Most nursing positions take at least some schooling, and many others require the passing of a certain exam. Afterwards, the hours can be grueling (graveyard shifts, for example) and the patients/doctors can be commanding, but the payback comes in the ways of helping others. Without these nurses, who knows where we would be?

Below are the most commonly pursued fields of nursing. Click on the name for further detail on each specialization to see if it is right for you!

Careers as a Nurse
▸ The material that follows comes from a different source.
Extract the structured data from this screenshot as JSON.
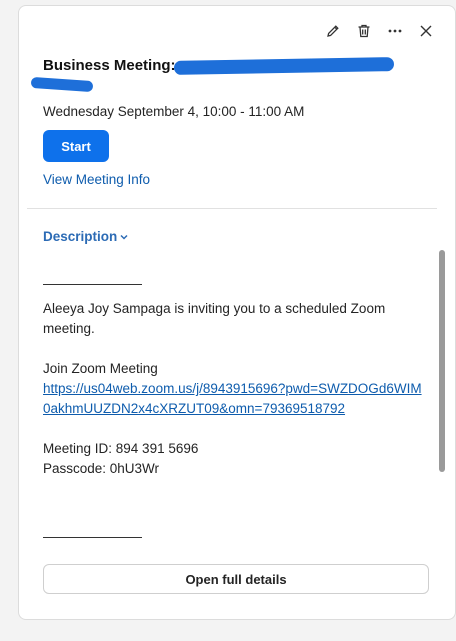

  • Certified Nursing Assistant (CNA): Also known as a Patient Care Assistant (PCA), Nursing Assistant (NA), or State Tested Nurse Aid (STNDA), a CNA can work in a variety of locations doing a variety of jobs for the RN/LPN.
  • Certified Registered Nurse Anesthetists (CRNA): also known as Advanced Practice Registered Nurse (APRN), this position requires graduate-level education for the administration of anesthesia. They are the most advanced and highest paid of all nurses.
  • Licensed Practical Nurse (LPN) or Licensed Vocational Nurse (LVN): Names for the same position, an LPN/LVN works under an RN, performing duties like taking vital signs, dressing wounds, giving injections, observing patients, and performing basic diagnostic test.
  • Occupational Therapist (OT): OTs handle patients who have varying issues in living and working environments, such as emotionally or mentally disabling conditions. Their goal is to help a patient fulfill a satisfying state of life.
  • Physical Therapist (PT): A physical therapist, like the title suggests, works with patients who have varying issues in physical performance, such as mobility and function.
  •  Registered Nurse (RN): An RN must have at least an Associates Degree in Nursing or a Bachelor of Science, and have passed the NCLEX-RN certification. An RN handles many of the physical and difficult duties of a nurse and oversees many other positions.
  • Clinical Nurse Specialist (CNS): An advanced practice nurse, a CNS has a very versatile career and can work in medical environments, specialized diseases, or in surgical departments.
  • Clinical Care Nurse: Critical Care Nurses work in the ICU or emergency departments of hospitals, generally. They can also be nurse educators, researchers, bedside clinicians, nurse managers, practitioners, or CNS.
  • Neonatal Nurse: A neonatal nurse handles newborns until up to 28 days after they are born. Some infants, however, may remains in the nurses care for up to a year, as they usually deal with birth defects, infections, and low birth weight. They handle some of the most difficult and emotionally draining cases.
  • Nurse Practitioner (NP): An NP handles many of the same services as a doctor, able to diagnose and treat a variety of health problems.
  • Certified Rehabilitation Registered Nurse (CRRN):  A rehabilitation nurse handles patients who have suffered a physical disability or chronic illness to adapt to their disabilities for a satisfying lifestyle.
  • Dental Assistant: Dental assistants work in a dentist’s office handling day to day work.
  • Medical Assistant: In a doctor’s office, the medical assistant is detrimental for a smooth operation. They keep the clinics, medical centers, and doctors on task, running efficiently and quickly. They may handle clerical, clinical, and/or administrative duties.
  • Pediatric Nurse: These nurses handle infants, children, and adolescents, for things like shots, illness, physiology, and more.
  • Phlebotomist Training: These health care professionals handle things like psychology, chemistry, anatomy, engineering, and some administration, but they most commonly draw blood from patients on a daily basis.